Politicians write the rules, but that doesn’t mean they need to follow them, right? But it is also becoming more common for courts to rule in favor of the artist than it used to…
A Jerusalem court judge had ordered the Likud party, lead by Israeli Prime Minister Benjamin Netanyahu, to pay 20,000 NIS (approx. $5,000) in compensation due to copyright infringement.
The photographer, Shmuel Rachmani, sued the Likud for $37,500 following its failure to credit two of his images which the Likud had used in a television campaign last year.
The photos at hand were commissioned last decade by government-owned Israel Railways and no credit was given to Rachmani on the company’s website. That being said, claims that the Likud had no way of finding out the photographer’s name were dismissed by the judge, along with the claim that it was unaware that the use of photos belonging to a government-owned company could lead the infringement of moral rights. An additional claim that it is common practice in the television industry to use photos without crediting the creator was not established, ruled the judge.

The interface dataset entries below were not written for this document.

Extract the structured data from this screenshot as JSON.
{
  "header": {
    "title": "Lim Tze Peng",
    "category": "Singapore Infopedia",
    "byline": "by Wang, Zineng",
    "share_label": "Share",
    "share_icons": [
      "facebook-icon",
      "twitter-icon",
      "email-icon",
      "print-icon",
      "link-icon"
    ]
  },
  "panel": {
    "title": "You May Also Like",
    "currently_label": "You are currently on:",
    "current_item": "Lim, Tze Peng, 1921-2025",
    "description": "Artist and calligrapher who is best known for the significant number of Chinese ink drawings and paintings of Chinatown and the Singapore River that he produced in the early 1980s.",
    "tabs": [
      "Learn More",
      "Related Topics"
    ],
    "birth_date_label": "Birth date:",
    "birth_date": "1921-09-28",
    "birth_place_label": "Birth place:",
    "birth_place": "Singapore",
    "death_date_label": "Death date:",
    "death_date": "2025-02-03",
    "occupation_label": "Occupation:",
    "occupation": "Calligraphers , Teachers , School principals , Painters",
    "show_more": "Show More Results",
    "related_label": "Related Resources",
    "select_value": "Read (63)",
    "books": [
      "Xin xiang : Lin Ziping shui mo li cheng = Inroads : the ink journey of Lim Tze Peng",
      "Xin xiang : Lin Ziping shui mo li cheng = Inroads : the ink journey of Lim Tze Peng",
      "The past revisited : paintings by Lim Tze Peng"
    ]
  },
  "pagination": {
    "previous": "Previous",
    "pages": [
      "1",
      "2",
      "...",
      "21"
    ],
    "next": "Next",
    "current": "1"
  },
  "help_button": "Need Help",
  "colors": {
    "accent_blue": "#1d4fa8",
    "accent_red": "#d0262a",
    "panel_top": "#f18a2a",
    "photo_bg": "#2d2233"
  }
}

Neither side in this case is new to legal battles regarding copyright or moral rights infringements. Just last year the Likud settled a lawsuit and agreed to pay $1,000 in compensation to a photographer after it had violated the Creative Commons license under which the photo was published on Wikipedia.
Rachmani, a veteran photojournalist, has filed several copyright and moral right lawsuits against various media outlets, including Israeli Channel 2 News and Al-Jazeera, winning tens of thousands of Dollars in compensation.
Sadly, we have seen many incidents of copyright and moral right infringements in recent years and the political arena certainly had its fair share of these cases. Sarah Palin and the Indian Prime Minister, to name a few, were both accused of posting photos on Facebook without permission or crediting the photographers, while an Alaskan photographer’s image was stolen for a political attack ad against his friend.
Whether it is due to ignorance, recklessness or simply a lack of sufficient deterrence, it seems more likely that hell will freeze over, twice, than that we will get to see the end of copyright infringements anytime soon. Other than never posting your photos online or ruining them with ginormous watermarks, there is very little you can do to prevent your photos from being stolen.
So what would I do? Find out more about photography and copyright, learn how to find your stolen photos online and register your copyright. Who knows, the next copyright infringement article might be about you!